- Giovanni Peri, PhD. Professor of Economics at the University of California, Davis, Research Associate of the National Bureau of Economic Research in Cambridge, Massachusetts, and the Founder and Director of the UC Davis Global Migration Center
- Julie Collins, CCP, LP, MS Program Director Department of Cardiopulmonary Sciences, College of Health Sciences
- Gregory Z. Chen, Esq. Senior Director of Government Relations, American Immigration Lawyers Association
News Report from this Media Briefing

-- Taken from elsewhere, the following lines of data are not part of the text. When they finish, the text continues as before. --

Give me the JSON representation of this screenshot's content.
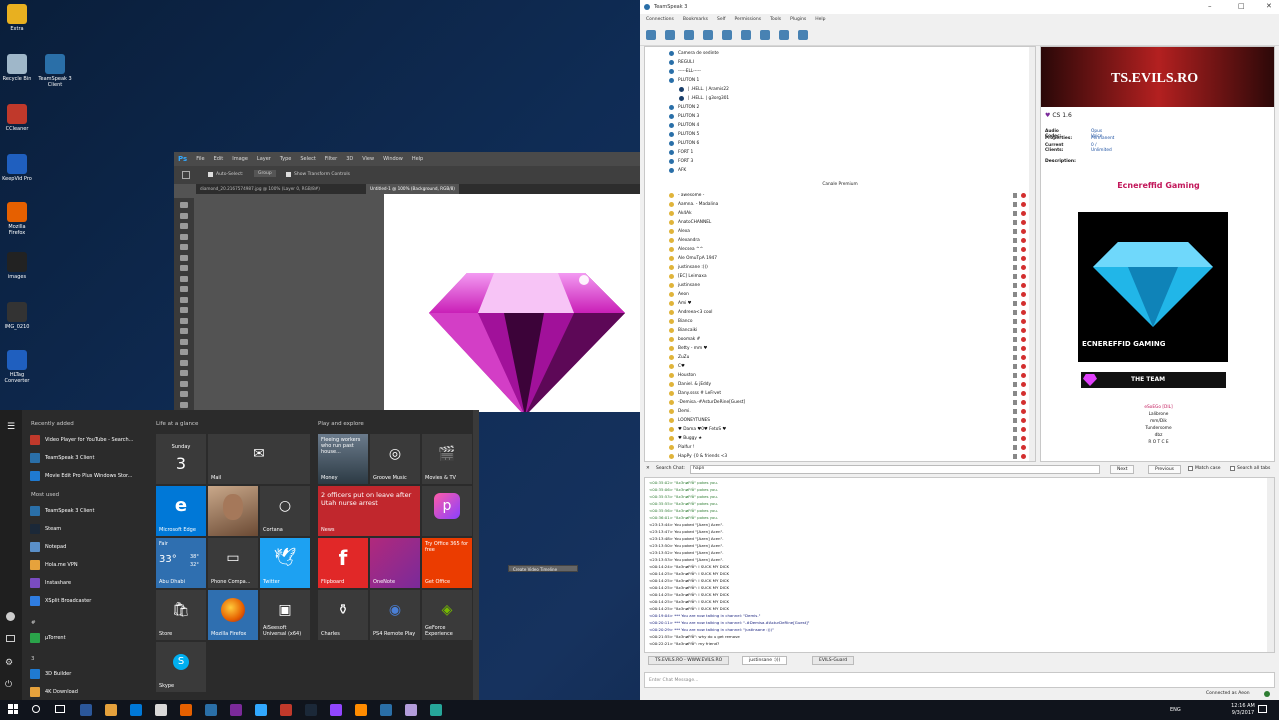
{
  "desktop": {
    "icons": [
      {
        "label": "Extra",
        "color": "#e8b020"
      },
      {
        "label": "Recycle Bin",
        "color": "#9fb7c9"
      },
      {
        "label": "TeamSpeak 3 Client",
        "color": "#2a6fa8"
      },
      {
        "label": "CCleaner",
        "color": "#c0392b"
      },
      {
        "label": "KeepVid Pro",
        "color": "#1f5fbf"
      },
      {
        "label": "Mozilla Firefox",
        "color": "#e66000"
      },
      {
        "label": "images",
        "color": "#222222"
      },
      {
        "label": "IMG_0210",
        "color": "#333333"
      },
      {
        "label": "HLTag Converter",
        "color": "#1f5fbf"
      }
    ]
  },
  "photoshop": {
    "logo": "Ps",
    "menu": [
      "File",
      "Edit",
      "Image",
      "Layer",
      "Type",
      "Select",
      "Filter",
      "3D",
      "View",
      "Window",
      "Help"
    ],
    "options": {
      "auto_select": "Auto-Select:",
      "group": "Group",
      "transform": "Show Transform Controls"
    },
    "tabs": [
      "diamond_20.2167574987.jpg @ 100% (Layer 0, RGB/8#)",
      "Untitled-1 @ 100% (Background, RGB/8)"
    ],
    "timeline_button": "Create Video Timeline"
  },
  "start_menu": {
    "recently_added_title": "Recently added",
    "recently_added": [
      {
        "label": "Video Player for YouTube - Search...",
        "color": "#c0392b"
      },
      {
        "label": "TeamSpeak 3 Client",
        "color": "#2a6fa8"
      },
      {
        "label": "Movie Edit Pro Plus Windows Stor...",
        "color": "#1f7ad1"
      }
    ],
    "most_used_title": "Most used",
    "most_used": [
      {
        "label": "TeamSpeak 3 Client",
        "color": "#2a6fa8"
      },
      {
        "label": "Steam",
        "color": "#1b2838"
      },
      {
        "label": "Notepad",
        "color": "#5a8fc8"
      },
      {
        "label": "Hola.me VPN",
        "color": "#e6a23c"
      },
      {
        "label": "Instashare",
        "color": "#7a4cc2"
      },
      {
        "label": "XSplit Broadcaster",
        "color": "#2f7de1"
      }
    ],
    "letter_hash": "#",
    "hash_items": [
      {
        "label": "µTorrent",
        "color": "#2aa34a"
      }
    ],
    "letter_3": "3",
    "three_items": [
      {
        "label": "3D Builder",
        "color": "#1f7ad1"
      },
      {
        "label": "4K Download",
        "color": "#e6a23c"
      }
    ],
    "life_title": "Life at a glance",
    "play_title": "Play and explore",
    "tiles": {
      "calendar_day": "Sunday",
      "calendar_date": "3",
      "mail": "Mail",
      "edge": "Microsoft Edge",
      "cortana": "Cortana",
      "weather_cond": "Fair",
      "weather_temp": "33°",
      "weather_hi": "38°",
      "weather_lo": "32°",
      "weather_city": "Abu Dhabi",
      "phone": "Phone Compa...",
      "twitter": "Twitter",
      "store": "Store",
      "firefox": "Mozilla Firefox",
      "aiseesoft": "AiSeesoft Universal (x64)",
      "skype": "Skype",
      "money_text": "Fleeing workers who run past house...",
      "money": "Money",
      "groove": "Groove Music",
      "movies": "Movies & TV",
      "news_text": "2 officers put on leave after Utah nurse arrest",
      "news": "News",
      "picsart": "PicsArt",
      "flipboard": "Flipboard",
      "onenote": "OneNote",
      "office": "Get Office",
      "office_text": "Try Office 365 for free",
      "charles": "Charles",
      "psremote": "PS4 Remote Play",
      "geforce": "GeForce Experience"
    }
  },
  "teamspeak": {
    "title": "TeamSpeak 3",
    "menu": [
      "Connections",
      "Bookmarks",
      "Self",
      "Permissions",
      "Tools",
      "Plugins",
      "Help"
    ],
    "tree_top": [
      {
        "label": "Camera de sedinte",
        "indent": 1
      },
      {
        "label": "REGULI",
        "indent": 1
      },
      {
        "label": "-----ELL-----",
        "indent": 1
      },
      {
        "label": "PLUTON 1",
        "indent": 1
      },
      {
        "label": "| .HELL. | Aramis22",
        "indent": 2
      },
      {
        "label": "| .HELL. | g3org301",
        "indent": 2
      },
      {
        "label": "PLUTON 2",
        "indent": 1
      },
      {
        "label": "PLUTON 3",
        "indent": 1
      },
      {
        "label": "PLUTON 4",
        "indent": 1
      },
      {
        "label": "PLUTON 5",
        "indent": 1
      },
      {
        "label": "PLUTON 6",
        "indent": 1
      },
      {
        "label": "FORT 1",
        "indent": 1
      },
      {
        "label": "FORT 3",
        "indent": 1
      },
      {
        "label": "AFK",
        "indent": 1
      }
    ],
    "spacer_label": "Canale Premium",
    "tree_premium": [
      "- awesome -",
      "Aamna. - Madalina",
      "Ak4Ak",
      "AnatoCHANNEL",
      "Alexa",
      "Alexandra",
      "Alecsea ^^",
      "Ale OmuTpA 1947",
      "justinsane :)))",
      "[EC] Leimaxa",
      "justinsane",
      "Aeon",
      "Ami ♥",
      "Andreea<3 cool",
      "Bianco",
      "Biancaiki",
      "boomak #",
      "Betty - mm ♥",
      "ZuZu",
      "C♥",
      "Houston",
      "Daniel. & jEddy",
      "Dany.ssss # LeFrvet",
      "-Demisa.-#AsturDeRine[Guest]",
      "Demi.",
      "LOONEYTUNES",
      "♥ Dama ♥0♥ FetoS ♥",
      "♥ Buggy ★",
      "Pialfur !",
      "HapPy {0 & friends <3"
    ],
    "info": {
      "banner": "TS.EVILS.RO",
      "channel": "CS 1.6",
      "rows": [
        {
          "k": "Audio Codec:",
          "v": "Opus Voice"
        },
        {
          "k": "Properties:",
          "v": "Permanent"
        },
        {
          "k": "Current Clients:",
          "v": "0 / Unlimited"
        }
      ],
      "desc": "Description:",
      "gaming": "Ecnereffid Gaming",
      "logo_text": "ECNEREFFID GAMING",
      "team": "THE TEAM",
      "names": [
        "eSoEGo [DIL]",
        "Lalibrone",
        "mm/Dik",
        "Tundersome",
        "dbz",
        "R O T C E"
      ]
    },
    "search": {
      "label": "Search Chat:",
      "value": "hapn",
      "next": "Next",
      "previous": "Previous",
      "match_case": "Match case",
      "search_all": "Search all tabs"
    },
    "chat": [
      "<00:35:02> \"ßx3nøFfå\" pokes you.",
      "<00:35:06> \"ßx3nøFfå\" pokes you.",
      "<00:35:53> \"ßx3nøFfå\" pokes you.",
      "<00:35:55> \"ßx3nøFfå\" pokes you.",
      "<00:35:56> \"ßx3nøFfå\" pokes you.",
      "<00:36:01> \"ßx3nøFfå\" pokes you.",
      "<23:13:44> You poked \"[Azen] Acen\".",
      "<23:13:47> You poked \"[Azen] Acen\".",
      "<23:13:48> You poked \"[Azen] Acen\".",
      "<23:13:50> You poked \"[Azen] Acen\".",
      "<23:13:52> You poked \"[Azen] Acen\".",
      "<23:13:53> You poked \"[Azen] Acen\".",
      "<00:14:24> \"ßx3nøFfå\": I SUCK MY DICK",
      "<00:14:25> \"ßx3nøFfå\": I SUCK MY DICK",
      "<00:14:25> \"ßx3nøFfå\": I SUCK MY DICK",
      "<00:14:25> \"ßx3nøFfå\": I SUCK MY DICK",
      "<00:14:25> \"ßx3nøFfå\": I SUCK MY DICK",
      "<00:14:25> \"ßx3nøFfå\": I SUCK MY DICK",
      "<00:14:25> \"ßx3nøFfå\": I SUCK MY DICK",
      "<00:19:04> *** You are now talking in channel: \"Demis.\"",
      "<00:20:11> *** You are now talking in channel: \"-#Demisa.#AsturDeRine[Guest]\"",
      "<00:20:29> *** You are now talking in channel: \"justinsane :)))\"",
      "<00:21:55> \"ßx3nøFfå\": why do u get remove",
      "<00:22:21> \"ßx3nøFfå\": my friend?"
    ],
    "chat_tabs": [
      "TS.EVILS.RO - WWW.EVILS.RO",
      "justinsane :)))",
      "EVILS-Guard"
    ],
    "input_placeholder": "Enter Chat Message...",
    "status": "Connected as Aeon"
  },
  "taskbar": {
    "time": "12:16 AM",
    "date": "9/3/2017",
    "lang": "ENG"
  }
}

As we approach Labor Day, a number of economists, demographers and other experts are sounding the alarm: the country needs immigrants – from meat packing to home building to STEM professionals to nurses – to keep pace with the job-creating post-pandemic economy and long-term economic growth. While public discussion focuses on the estimated 2 million border crossings for the fiscal year – not the same as 2 million people – the economists are focusing on the fact that about 10 to 15% of job openings that typically employ immigrant or foreign-born workers, are still vacant.
And yet, the legal immigration system is in dire straits, there’s a monstrous backlog of green cards, generations of people are waiting for legalization, the asylum system is virtually paralyzed and there’s absolutely no appetite in Congress – mostly on one side – to ease restrictions for even the most popular of legal immigrants. Dreamers and STEM PhDs come to mind.
Speakers will explain what’s at stake and why the policy stalemates on immigration can damage the economic recovery and long-term economic health of the USA.